Besides a fresh look, the impetus behind the site’s redesign was fairly simple: the owner of the bookstore wanted to implement a price comparison tool and use Verba. “Our prices were competitive,” Owner Trevor Smith explained. “But without a new website, we didn’t look savvy. We wanted to show our students that we are competitive and we know what we’re doing.”
So with the aid of their inSite reps, the Flagler College Bookstore implemented Verba and turned their web page into a the modern website they were hoping for. “We tried to make everything simpler, and we were able to put in a lot of our changes,” Smith said.
The tool that really helped make those changes possible was the aforementioned inSite Content Manager. MBS’ design tool, iCM allows nearly unlimited diversity for the design of the bookstore websites. For Flagler, this is what allowed them to pick and choose what they liked from those 30 websites (primarily from the University of Arizona, University of Wisconsin, Cal Poly University and the University of Wisconsin - Green Bay) and improve aspects of their own site, such as their merchandise page, their checkout process and the textbook reservation service.
The bookstore staff felt like these changes finally came to a head in July, when the last few implementations (in this round, at least) were made. Thus far, Smith has not heard much from customers about the site’s improvements, but he appears to be happier with that than you might think. “Our feedback has been really nothing, which is what we want,” Smith said. “Now we look like other good websites. Before we looked lame. People take us more seriously.”
Although they are taking a break from further changes for the time being, there are a few more additions that Weisbecker and Smith have in mind. Weisbecker would ultimately like to have a flipbook of different collegiate bookstore websites and templates that Flagler could host on their website for stores look to (re)build their own sites to use.
Meanwhile, Smith is hoping that the Flagler website will eventually have post-purchase suggestions for his customers, similar to what one might find on a site like Amazon. For example, after a Flagler student buys a notebook, and suggestion window would come up offering a package of pens or pencils for that student to use.

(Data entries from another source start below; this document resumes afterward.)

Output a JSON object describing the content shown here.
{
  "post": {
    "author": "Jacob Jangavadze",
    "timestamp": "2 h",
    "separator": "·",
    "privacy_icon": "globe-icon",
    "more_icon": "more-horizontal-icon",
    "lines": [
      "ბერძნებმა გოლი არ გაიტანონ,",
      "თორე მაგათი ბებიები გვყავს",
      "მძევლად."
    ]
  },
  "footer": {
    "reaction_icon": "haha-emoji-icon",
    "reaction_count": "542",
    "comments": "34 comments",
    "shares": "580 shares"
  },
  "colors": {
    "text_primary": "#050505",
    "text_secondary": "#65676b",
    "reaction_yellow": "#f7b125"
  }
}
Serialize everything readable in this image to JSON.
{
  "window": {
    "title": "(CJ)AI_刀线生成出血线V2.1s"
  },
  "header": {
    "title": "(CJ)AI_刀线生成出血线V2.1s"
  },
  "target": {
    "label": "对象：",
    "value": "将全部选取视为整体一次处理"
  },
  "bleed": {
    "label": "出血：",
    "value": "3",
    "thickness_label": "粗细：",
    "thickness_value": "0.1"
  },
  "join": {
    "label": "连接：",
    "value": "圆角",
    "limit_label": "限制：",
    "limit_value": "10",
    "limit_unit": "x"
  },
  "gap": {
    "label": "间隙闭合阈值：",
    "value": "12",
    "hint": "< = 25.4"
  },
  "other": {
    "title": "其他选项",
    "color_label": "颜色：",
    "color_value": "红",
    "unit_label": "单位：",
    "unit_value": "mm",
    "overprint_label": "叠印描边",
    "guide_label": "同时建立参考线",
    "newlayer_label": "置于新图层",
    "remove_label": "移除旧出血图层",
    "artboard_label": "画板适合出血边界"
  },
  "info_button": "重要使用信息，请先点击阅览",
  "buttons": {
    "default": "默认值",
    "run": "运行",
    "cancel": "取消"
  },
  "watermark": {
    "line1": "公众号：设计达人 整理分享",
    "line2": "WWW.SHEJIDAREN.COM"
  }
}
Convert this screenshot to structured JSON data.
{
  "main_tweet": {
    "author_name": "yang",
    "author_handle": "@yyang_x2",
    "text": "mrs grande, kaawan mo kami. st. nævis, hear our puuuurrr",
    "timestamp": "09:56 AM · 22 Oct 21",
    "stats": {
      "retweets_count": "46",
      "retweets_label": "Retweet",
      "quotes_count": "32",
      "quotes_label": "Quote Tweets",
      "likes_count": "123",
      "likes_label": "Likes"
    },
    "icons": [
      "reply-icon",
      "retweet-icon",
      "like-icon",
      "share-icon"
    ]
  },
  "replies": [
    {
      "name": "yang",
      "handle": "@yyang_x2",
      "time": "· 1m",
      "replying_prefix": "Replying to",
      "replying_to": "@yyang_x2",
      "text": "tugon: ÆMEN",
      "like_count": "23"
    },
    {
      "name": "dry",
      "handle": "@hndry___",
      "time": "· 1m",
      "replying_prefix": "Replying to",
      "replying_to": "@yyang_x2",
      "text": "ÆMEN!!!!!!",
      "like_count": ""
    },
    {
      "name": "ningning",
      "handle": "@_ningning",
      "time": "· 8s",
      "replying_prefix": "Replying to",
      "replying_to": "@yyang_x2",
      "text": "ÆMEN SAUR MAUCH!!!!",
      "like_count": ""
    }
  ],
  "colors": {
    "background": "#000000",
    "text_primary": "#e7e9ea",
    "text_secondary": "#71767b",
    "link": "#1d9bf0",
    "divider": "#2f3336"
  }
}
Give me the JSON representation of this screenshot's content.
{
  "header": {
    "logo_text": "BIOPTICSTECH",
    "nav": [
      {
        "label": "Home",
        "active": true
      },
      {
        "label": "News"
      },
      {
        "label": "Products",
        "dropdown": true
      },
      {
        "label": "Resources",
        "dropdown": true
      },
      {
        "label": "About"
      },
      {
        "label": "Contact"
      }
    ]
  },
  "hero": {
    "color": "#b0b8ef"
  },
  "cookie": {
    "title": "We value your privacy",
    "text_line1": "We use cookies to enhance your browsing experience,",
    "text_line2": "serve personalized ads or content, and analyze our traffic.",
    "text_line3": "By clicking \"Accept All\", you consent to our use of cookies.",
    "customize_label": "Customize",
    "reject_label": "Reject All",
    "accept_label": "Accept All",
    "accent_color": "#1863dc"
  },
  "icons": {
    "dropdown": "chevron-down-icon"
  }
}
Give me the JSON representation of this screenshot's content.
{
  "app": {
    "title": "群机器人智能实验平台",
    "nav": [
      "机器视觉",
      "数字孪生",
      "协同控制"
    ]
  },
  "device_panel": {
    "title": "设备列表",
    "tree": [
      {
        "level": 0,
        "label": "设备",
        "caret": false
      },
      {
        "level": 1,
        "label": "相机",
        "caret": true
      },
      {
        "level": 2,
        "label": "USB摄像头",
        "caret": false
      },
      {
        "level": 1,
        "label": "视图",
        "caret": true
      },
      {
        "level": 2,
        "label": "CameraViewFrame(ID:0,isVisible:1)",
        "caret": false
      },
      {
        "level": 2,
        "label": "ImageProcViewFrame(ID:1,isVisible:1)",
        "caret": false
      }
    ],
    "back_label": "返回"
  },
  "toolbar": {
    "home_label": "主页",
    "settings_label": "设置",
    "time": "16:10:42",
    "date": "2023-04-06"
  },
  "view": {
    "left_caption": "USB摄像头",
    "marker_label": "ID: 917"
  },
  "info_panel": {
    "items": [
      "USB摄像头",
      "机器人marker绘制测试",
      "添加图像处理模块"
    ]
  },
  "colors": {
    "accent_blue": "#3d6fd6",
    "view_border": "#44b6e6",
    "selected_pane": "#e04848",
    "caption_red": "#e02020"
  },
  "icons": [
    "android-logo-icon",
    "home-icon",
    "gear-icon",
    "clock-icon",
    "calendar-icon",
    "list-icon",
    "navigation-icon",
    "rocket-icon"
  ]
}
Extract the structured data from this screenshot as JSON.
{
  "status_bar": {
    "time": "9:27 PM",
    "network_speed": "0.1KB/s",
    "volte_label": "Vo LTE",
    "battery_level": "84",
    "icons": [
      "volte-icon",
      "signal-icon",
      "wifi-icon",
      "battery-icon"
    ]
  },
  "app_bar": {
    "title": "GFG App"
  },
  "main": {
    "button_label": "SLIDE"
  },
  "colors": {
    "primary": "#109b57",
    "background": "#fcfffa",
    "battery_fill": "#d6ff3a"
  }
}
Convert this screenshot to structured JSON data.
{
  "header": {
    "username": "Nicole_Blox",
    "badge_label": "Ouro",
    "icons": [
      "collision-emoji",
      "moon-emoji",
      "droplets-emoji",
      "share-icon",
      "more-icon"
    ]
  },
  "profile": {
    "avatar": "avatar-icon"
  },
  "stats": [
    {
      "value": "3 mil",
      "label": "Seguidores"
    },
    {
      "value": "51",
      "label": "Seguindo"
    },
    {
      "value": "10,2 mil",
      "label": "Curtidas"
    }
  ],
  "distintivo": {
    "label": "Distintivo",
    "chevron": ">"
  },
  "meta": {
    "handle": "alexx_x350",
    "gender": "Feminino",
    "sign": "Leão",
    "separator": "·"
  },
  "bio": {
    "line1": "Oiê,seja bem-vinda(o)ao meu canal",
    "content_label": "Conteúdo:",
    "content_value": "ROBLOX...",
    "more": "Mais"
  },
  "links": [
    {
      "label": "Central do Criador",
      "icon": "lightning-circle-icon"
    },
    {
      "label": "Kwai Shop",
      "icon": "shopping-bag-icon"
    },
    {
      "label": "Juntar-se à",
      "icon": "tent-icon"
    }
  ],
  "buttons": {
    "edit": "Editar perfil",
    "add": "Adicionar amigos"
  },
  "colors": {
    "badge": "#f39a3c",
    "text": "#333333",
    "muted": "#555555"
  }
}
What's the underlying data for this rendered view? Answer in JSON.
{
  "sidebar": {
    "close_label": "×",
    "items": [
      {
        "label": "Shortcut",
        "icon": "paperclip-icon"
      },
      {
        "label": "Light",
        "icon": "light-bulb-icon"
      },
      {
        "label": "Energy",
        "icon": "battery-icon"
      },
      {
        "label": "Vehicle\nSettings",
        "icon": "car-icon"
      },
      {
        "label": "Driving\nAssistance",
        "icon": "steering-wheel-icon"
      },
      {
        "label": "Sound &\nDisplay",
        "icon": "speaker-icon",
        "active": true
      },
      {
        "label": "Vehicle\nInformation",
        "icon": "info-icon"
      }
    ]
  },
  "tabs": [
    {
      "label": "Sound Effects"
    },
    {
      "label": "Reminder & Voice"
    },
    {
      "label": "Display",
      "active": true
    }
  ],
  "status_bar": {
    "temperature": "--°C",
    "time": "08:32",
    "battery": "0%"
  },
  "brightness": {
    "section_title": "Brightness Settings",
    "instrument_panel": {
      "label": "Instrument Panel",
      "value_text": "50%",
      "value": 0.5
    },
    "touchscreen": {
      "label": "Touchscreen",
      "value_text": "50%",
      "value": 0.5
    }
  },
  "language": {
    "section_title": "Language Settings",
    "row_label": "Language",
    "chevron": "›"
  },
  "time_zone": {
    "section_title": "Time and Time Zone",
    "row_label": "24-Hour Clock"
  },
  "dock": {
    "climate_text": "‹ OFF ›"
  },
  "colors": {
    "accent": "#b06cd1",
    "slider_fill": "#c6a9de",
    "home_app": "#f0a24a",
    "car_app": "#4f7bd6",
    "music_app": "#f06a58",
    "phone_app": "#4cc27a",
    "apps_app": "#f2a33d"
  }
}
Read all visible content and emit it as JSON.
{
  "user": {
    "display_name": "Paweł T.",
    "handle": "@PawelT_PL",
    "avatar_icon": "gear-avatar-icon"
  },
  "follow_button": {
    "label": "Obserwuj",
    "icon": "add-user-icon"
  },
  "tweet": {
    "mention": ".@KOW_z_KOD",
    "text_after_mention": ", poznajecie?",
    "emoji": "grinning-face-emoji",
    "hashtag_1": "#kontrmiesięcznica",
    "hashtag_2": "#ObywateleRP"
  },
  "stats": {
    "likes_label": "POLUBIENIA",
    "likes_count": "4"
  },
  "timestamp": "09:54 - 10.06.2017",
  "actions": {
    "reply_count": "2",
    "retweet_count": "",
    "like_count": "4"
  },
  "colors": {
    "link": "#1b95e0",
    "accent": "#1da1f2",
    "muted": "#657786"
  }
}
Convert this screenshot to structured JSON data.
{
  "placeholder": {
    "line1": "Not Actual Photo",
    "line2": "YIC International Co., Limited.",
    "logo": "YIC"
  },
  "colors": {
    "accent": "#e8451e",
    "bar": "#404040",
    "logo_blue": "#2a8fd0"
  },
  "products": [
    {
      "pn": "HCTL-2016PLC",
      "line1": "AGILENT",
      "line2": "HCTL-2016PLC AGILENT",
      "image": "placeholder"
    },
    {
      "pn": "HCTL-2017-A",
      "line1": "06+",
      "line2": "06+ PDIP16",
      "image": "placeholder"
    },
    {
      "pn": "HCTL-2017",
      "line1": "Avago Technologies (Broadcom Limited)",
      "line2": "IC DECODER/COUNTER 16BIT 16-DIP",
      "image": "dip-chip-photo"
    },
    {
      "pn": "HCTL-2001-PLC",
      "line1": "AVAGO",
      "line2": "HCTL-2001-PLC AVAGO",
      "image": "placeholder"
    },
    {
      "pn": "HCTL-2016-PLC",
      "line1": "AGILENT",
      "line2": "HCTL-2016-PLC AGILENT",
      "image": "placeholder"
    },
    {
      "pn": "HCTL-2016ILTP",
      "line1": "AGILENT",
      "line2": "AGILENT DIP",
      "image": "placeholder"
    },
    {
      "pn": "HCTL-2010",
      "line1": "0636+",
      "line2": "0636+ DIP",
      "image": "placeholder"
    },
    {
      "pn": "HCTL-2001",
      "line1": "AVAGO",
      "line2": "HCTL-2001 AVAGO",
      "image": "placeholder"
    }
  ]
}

These changes might be a ways off, but for a progressive store like Flagler, there are always ways to improve their brand. Even still, the Flagler College Bookstore’s website has turned out much prettier than the Frankenstein descriptor would indicate, and the staff seems thrilled with the progress that’s been made. “We’ve tried to make everything simpler,” Smith said. “We’re really happy now. We’ve got what we wanted.”